According to the latest House Price Report by Ireland-based Daft.ie, the average asking price for a house in Ireland grew by 4.6% in the first three months of 2015.
London is still the most important global city for the world's ultra-high-net-worth individual (UHNWI), followed by New York and Hong Kong.
As real estate remains in high demand as a stable asset class worldwide, European investors are now increasingly turning their attention to castles, farm and manor houses as well as country estates.
Nearly US$3 trillion of the world's private wealth is held in owner-occupied residential properties.
Legislation by the Indian government which increased the limit to USD 125,000 per financial year from USD 75,000 is boosting demand for student property in the UK.
Foreign investors have invested over EUR 1.5 billion ($1.8 billion ISD) in Dutch rented housing in 2014.
The average asking price for a house in Ireland fell by 1% in the final three months of 2014. This is the first time since mid-2013 that the average house price fell in a three month period.
The rising surge of urban living is leading to heightened demand of prime residential properties in key global cities.
Housing rents are now more expensive than they were at the same stage last year in every county in Ireland.
The average asking price for a house in Ireland has risen by 14% over the past year, led by an average rise of 25% in Dublin.
German banks intend to invest hundreds of millions of euros in Dutch rented housing, according to a Capital Value survey.

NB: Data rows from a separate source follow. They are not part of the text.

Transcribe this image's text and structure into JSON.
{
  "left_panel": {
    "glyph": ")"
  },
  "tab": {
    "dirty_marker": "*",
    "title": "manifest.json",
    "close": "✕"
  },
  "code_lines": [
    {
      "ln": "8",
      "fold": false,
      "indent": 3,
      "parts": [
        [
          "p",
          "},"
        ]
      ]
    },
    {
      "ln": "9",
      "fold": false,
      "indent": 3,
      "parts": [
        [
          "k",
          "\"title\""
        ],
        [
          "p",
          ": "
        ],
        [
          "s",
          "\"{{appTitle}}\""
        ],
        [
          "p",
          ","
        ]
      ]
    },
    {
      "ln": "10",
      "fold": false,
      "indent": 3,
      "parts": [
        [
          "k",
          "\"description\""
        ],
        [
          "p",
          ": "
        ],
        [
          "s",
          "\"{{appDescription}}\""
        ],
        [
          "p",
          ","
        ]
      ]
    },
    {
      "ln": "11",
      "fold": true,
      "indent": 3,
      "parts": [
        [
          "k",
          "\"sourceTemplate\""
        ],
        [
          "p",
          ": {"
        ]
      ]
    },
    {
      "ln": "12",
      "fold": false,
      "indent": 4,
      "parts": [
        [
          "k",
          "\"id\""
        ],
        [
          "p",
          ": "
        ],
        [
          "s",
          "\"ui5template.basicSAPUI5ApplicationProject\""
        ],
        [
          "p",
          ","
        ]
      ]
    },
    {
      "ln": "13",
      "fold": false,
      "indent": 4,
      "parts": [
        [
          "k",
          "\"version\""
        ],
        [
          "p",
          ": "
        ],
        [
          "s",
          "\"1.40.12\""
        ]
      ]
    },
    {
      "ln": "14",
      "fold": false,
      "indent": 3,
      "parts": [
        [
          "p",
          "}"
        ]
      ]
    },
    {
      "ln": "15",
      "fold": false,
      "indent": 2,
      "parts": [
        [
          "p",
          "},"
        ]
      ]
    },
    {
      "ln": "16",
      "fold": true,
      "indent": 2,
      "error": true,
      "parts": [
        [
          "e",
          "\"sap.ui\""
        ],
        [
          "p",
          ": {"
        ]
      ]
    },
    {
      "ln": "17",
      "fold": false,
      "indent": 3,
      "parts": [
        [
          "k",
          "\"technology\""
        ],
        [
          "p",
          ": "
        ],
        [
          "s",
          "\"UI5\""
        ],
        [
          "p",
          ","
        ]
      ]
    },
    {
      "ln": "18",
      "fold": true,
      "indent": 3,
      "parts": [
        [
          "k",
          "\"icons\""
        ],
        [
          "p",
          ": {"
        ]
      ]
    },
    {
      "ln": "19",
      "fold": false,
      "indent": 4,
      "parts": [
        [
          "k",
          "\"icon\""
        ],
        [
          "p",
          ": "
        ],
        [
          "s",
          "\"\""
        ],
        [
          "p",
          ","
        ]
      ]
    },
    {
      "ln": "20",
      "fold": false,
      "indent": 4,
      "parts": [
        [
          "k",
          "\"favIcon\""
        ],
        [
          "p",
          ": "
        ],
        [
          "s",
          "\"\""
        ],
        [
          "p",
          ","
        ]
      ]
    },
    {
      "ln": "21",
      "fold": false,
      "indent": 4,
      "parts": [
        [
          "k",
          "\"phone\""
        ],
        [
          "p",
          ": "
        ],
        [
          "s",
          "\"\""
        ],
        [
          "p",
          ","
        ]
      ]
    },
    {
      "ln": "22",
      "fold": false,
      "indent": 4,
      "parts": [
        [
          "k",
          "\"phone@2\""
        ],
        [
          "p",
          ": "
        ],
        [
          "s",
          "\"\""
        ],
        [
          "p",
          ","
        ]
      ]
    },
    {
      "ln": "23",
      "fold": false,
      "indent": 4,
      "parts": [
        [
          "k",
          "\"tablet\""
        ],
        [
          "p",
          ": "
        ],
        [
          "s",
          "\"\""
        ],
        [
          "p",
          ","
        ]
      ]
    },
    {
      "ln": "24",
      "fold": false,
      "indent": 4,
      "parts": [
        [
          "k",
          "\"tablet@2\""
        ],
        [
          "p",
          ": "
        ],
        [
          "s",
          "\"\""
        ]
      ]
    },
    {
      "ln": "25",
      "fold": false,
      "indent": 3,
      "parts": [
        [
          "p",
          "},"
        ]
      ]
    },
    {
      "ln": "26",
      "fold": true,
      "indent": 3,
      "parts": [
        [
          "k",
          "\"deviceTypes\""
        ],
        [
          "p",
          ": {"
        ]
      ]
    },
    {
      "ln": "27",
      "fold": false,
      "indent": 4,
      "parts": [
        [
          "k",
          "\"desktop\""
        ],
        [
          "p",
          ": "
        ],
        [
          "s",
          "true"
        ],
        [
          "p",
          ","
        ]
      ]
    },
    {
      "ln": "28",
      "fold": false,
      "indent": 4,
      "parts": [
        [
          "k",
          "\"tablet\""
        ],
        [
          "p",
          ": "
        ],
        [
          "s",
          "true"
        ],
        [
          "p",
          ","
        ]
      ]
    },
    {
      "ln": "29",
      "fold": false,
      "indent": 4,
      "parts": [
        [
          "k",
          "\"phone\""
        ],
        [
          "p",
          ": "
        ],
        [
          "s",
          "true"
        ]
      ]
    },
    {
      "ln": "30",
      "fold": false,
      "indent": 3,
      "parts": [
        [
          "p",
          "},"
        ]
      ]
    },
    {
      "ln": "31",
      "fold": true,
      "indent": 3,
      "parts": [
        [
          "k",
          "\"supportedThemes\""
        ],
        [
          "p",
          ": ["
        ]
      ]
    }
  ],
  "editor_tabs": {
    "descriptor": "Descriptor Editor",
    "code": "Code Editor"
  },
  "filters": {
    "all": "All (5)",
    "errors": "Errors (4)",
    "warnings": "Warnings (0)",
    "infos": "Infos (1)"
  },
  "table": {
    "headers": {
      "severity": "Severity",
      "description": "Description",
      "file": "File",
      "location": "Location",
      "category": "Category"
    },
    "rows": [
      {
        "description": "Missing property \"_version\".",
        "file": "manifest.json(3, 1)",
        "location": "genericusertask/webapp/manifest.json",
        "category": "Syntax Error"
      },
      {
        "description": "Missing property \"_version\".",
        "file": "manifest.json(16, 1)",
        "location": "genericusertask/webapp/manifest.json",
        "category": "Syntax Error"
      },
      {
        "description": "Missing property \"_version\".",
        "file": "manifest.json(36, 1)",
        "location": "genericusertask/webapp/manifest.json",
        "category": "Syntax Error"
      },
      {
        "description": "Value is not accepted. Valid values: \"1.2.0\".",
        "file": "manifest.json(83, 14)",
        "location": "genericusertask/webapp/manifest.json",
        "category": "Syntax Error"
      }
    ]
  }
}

Portugal property brokers are now reporting an increasing amount of attention from British investors.